- Sudden unexplained death in epilepsy (SUDEP). This is rare. Its cause is not known.
Most people with epilepsy lead normal lives.
Follow these instructions at home:
- Take only the medications instructed by your doctor.
- Avoid anything that may keep your medicine from working, such as alcohol.
- Get enough rest. Seizures will occur more frequently with sleep deprivation.
- Follow your doctor’s advice about swimming, driving, operating heavy machinery, or doing anything else that would be dangerous if you had a seizure while doing the activity.
Teach friends and family what to do if you have a seizure. They should:
- Lay you on the ground to prevent a fall.
- Cushion your head and body.
- Loosen any tight clothing around your neck.
- Turn you on your side.
- Stay with you until you are better.
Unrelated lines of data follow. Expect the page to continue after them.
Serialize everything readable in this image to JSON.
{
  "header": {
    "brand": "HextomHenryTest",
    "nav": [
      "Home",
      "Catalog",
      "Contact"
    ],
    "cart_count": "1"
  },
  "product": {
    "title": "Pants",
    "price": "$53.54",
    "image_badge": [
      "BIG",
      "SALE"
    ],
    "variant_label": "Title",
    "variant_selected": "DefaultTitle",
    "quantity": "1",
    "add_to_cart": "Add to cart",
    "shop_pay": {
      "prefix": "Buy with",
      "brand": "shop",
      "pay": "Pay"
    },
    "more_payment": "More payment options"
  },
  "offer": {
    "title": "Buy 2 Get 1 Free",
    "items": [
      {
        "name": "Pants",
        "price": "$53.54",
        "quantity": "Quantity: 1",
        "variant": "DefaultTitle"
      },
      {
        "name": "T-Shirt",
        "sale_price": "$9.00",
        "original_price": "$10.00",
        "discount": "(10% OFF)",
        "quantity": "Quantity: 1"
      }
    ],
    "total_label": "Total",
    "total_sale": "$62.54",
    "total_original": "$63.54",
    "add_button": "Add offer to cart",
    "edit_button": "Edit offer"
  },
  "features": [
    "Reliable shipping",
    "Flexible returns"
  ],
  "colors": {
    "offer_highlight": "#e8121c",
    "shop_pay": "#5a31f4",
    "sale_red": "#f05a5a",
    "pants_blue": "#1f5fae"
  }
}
- Not hold you down.
- Not put anything in your mouth.
- Know whether or not you need emergency care.
- Avoid anything that causes you to have seizures.
- Keep a seizure diary. Write down what you remember about each seizure, and especially what might have caused it.
- Keep all follow-up visits as told by your doctor. This is important.
Contact a doctor if:
- You have a change in your seizure pattern.
- You get an infection or start to feel sick. You may have more seizures when you are sick.
Get help right away if:
- A seizure does not stop after 5 minutes.
- You have more than one seizure in a row, and you do not have enough time between the seizures to feel better.
- A seizure makes it harder to breathe.
- A seizure is different from other seizures you have had.
- A seizure makes you unable to speak or use a part of your body.
- You did not wake up right after a seizure.
This information is not intended to replace advice given to you by your health care provider. Make sure you discuss any questions you have with your health care provider.